Description of the task
Return every line below in which "date" appears.

Material for this task
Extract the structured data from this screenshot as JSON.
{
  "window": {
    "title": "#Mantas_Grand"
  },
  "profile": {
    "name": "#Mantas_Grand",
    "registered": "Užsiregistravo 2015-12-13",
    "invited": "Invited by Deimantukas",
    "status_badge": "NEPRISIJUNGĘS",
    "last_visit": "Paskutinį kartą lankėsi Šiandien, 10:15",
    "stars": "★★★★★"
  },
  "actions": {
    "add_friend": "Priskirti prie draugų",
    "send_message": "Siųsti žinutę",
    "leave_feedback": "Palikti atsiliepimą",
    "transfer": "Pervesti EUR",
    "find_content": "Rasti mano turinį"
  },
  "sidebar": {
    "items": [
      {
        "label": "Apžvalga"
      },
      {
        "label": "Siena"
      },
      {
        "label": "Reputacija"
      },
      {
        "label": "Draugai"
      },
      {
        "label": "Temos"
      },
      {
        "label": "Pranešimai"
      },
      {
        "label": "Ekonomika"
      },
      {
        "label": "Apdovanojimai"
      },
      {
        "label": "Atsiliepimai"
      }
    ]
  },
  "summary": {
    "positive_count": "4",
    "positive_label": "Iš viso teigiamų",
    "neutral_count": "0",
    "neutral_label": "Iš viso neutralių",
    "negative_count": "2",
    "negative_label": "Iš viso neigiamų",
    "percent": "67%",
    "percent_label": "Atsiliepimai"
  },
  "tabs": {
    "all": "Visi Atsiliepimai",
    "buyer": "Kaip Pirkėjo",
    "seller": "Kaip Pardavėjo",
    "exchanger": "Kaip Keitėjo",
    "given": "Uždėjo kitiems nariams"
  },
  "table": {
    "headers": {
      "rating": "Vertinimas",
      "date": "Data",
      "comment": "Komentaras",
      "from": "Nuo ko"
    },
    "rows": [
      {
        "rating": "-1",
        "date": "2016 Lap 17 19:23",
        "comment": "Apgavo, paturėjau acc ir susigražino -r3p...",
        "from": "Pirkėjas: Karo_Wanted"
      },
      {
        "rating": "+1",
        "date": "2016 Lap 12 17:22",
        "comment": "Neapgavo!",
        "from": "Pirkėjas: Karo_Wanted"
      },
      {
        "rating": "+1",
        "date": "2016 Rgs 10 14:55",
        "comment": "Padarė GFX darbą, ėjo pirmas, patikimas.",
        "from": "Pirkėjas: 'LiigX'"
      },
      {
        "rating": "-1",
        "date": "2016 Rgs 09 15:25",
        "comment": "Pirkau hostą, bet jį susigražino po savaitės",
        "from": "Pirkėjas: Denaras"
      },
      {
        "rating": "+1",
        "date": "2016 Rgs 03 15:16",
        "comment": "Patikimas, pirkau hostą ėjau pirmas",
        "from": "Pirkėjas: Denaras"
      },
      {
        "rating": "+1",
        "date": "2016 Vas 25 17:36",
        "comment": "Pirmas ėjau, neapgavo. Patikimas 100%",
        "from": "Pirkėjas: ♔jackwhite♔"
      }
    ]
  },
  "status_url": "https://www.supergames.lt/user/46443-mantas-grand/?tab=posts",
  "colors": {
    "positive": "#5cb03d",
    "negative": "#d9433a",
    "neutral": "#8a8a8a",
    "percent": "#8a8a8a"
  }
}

Exercise answer
      "date": "Data",
        "date": "2016 Lap 17 19:23",
        "date": "2016 Lap 12 17:22",
        "date": "2016 Rgs 10 14:55",
        "date": "2016 Rgs 09 15:25",
        "date": "2016 Rgs 03 15:16",
        "date": "2016 Vas 25 17:36",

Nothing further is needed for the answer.